[Extracted records]
****************

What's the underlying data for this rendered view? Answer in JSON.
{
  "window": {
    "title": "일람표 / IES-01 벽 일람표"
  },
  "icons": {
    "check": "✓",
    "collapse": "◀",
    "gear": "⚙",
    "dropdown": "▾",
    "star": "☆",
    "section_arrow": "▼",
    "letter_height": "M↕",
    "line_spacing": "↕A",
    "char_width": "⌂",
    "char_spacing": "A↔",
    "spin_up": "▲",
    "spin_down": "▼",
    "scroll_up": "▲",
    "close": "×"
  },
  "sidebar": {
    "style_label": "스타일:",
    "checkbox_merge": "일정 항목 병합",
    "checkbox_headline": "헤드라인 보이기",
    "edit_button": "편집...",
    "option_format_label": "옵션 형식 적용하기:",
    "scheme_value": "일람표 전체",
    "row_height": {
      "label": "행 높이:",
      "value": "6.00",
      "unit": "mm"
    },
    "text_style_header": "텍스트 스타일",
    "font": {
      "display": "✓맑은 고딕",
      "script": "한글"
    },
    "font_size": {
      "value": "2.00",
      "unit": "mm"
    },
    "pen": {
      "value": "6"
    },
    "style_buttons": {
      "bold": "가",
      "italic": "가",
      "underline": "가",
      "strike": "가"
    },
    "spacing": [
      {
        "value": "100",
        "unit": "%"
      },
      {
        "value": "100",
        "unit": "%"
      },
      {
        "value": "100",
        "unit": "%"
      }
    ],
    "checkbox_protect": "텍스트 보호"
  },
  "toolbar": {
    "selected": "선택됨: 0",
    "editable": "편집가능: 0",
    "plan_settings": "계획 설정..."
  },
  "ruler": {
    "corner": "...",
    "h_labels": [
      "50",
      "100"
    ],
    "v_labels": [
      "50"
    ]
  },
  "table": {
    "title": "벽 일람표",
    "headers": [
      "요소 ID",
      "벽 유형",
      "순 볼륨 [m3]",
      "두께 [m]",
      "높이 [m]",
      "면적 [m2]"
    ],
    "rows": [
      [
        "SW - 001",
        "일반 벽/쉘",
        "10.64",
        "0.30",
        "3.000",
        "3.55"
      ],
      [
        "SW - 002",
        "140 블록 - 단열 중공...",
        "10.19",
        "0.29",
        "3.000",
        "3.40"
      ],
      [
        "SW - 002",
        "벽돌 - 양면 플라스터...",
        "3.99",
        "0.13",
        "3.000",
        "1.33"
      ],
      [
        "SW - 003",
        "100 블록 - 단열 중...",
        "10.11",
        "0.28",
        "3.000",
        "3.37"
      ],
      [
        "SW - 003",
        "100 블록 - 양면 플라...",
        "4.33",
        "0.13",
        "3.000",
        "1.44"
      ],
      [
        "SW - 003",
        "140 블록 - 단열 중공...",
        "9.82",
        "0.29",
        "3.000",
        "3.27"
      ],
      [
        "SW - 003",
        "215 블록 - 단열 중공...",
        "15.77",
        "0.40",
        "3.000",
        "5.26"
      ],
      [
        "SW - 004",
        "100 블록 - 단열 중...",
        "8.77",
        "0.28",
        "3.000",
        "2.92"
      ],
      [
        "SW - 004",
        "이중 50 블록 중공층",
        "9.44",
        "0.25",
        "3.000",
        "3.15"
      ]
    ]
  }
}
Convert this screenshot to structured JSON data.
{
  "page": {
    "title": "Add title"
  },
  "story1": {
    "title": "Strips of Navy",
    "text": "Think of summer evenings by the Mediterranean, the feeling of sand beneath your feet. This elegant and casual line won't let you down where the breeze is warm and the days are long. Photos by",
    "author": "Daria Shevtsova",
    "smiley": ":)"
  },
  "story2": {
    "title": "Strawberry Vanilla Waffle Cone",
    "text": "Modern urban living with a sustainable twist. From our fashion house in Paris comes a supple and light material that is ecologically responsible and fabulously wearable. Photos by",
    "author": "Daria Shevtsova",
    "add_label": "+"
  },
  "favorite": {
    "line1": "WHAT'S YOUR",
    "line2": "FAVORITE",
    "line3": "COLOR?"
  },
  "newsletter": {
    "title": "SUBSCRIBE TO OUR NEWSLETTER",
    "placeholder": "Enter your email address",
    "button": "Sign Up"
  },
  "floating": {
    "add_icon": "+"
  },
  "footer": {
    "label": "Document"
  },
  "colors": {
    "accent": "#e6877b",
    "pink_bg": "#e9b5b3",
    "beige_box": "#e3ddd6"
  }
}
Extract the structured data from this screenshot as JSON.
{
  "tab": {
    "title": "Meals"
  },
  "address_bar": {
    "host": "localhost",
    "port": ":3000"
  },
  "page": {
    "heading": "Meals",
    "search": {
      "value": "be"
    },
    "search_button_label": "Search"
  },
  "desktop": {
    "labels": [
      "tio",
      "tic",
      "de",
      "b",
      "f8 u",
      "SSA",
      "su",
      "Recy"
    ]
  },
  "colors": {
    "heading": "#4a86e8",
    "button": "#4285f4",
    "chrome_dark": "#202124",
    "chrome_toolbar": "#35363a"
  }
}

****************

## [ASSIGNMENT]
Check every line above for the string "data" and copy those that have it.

## [EXPECTED ANSWER]
What's the underlying data for this rendered view? Answer in JSON.
Convert this screenshot to structured JSON data.
Extract the structured data from this screenshot as JSON.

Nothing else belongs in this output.